A few years ago I actually woke up in the wee hours just like I depict here and decided to write it down. So I guess it’s a rare bit of non-fiction from me this time. Anyway, I dug it up during some hard drive house-cleaning and thought you guys would get a kick out of it.
I know I did.
What the hell was I dreaming to leave me in such a state? I lay chest down with my arms under my torso.
That I cannot remember the offending conjuration is bothersome. With blood flow restricted I’m afraid to move; afraid of the pain that isn’t pain, but merely the noose of pain; constricting, tightening, and threatening more.
It’s that feeling.
But if I do not move, what then? Can I lie here until this condition goes away? I think not. With so much of what this life is, I am sure of this one thing: It will not go away on its own. It might even become greater.
Action and reaction, those are the things of life. Observe and adjust, those things too are staple.
I make to roll, without really rolling; just to test the waters. Stick a toe in. Get a feel for it. And I am glad for the test.
It is like watching a crack form in a dam.
I can move my torso, but my arms are useless appendages. My brain sends ignored signals to mannequin limbs that ache with wariness.
Then a new sensation emerges. A million insect legs riffle their way up and down my arms. And the pain that isn’t pain increases a notch just for good measure (for those who would measure). And I realize that I am all in for this game, this feeling I love to hate.
I am closest to the left side of the bed. So I roll my chest to the right enough to drop my legs off the left side as ballast, using the momentum of gravity to sit upright at the edge.
My numb, paralyzed arms dangle uselessly — my left hand rests, curled upward, in my lap.
The sudden rush of blood excites the insects to renew their patrol with sharpened legs, running now like the exaggerated movements of an upset colony of carpenter ants. I know I should detest these sensations as weird as they are, but I find myself inhaling the moment like a connoisseur.
It is a moment junkies push for; the rush.
I remember to breathe.
The sockets where my arms meet my shoulders ache with a dullness that does not throb, but sincerely persists. And with every twitch of movement I muster, the insects redouble their efforts.
As I make little jerky, muscle flexing moves for that charge — that rush, I realize there is something else — something deeper.

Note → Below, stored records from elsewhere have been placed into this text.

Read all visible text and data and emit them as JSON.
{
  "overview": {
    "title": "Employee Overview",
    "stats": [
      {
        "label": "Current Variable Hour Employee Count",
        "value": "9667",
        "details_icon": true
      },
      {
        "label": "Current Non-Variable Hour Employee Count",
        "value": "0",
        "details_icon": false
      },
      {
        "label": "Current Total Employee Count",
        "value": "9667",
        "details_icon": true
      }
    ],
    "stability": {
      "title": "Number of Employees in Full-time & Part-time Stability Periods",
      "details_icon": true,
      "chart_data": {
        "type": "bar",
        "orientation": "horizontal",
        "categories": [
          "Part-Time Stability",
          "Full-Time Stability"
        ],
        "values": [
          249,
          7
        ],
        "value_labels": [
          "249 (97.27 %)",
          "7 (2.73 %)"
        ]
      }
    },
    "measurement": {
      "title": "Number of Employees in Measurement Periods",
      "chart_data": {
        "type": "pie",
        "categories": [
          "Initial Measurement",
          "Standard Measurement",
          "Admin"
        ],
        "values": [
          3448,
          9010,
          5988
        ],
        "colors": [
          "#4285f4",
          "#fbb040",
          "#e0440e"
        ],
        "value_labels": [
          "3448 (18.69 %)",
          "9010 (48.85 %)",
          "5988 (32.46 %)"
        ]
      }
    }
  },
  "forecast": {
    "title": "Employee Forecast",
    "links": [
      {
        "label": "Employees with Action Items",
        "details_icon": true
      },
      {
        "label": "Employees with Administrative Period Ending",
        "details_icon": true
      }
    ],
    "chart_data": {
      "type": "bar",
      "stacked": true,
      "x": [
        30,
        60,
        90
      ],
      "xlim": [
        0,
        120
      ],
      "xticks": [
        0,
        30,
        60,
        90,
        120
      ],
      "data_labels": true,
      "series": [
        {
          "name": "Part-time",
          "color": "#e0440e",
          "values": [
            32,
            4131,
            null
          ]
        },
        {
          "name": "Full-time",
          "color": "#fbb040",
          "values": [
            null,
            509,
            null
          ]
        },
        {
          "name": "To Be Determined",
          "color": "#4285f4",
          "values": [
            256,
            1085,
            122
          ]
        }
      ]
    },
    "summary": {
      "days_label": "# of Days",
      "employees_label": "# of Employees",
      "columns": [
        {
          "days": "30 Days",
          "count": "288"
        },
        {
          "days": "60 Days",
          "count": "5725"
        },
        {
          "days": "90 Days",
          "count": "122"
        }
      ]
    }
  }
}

My musculature remains fairly numb, but the skeletal makeup of my arms feels less like bone and more like reverberant coiled springs. And the dancing marching running insects react to the resonations of the vibrating coils intensely.
I am the conductor of this concert of sensations and I am a humble post dream spectator. I am a secretary of the dream interrupted.
Blood flow resumes, the excitement subsides. My physicality maintains a memory of the experience, and then even that fades.
The room rushes to isolation; fast forwards to white noise, casting me into seclusion and my cranial cavity feels stuffed with modeling clay.
I go for a glass of water.
Upon returning, I position myself as I was before; arms across torso, chest down and head to the side.
I wonder how long it will take to have that feeling return. Awareness breeds impatience. Closing my eyes, I look inward.
I want it back — that feeling.
The one we hate to love.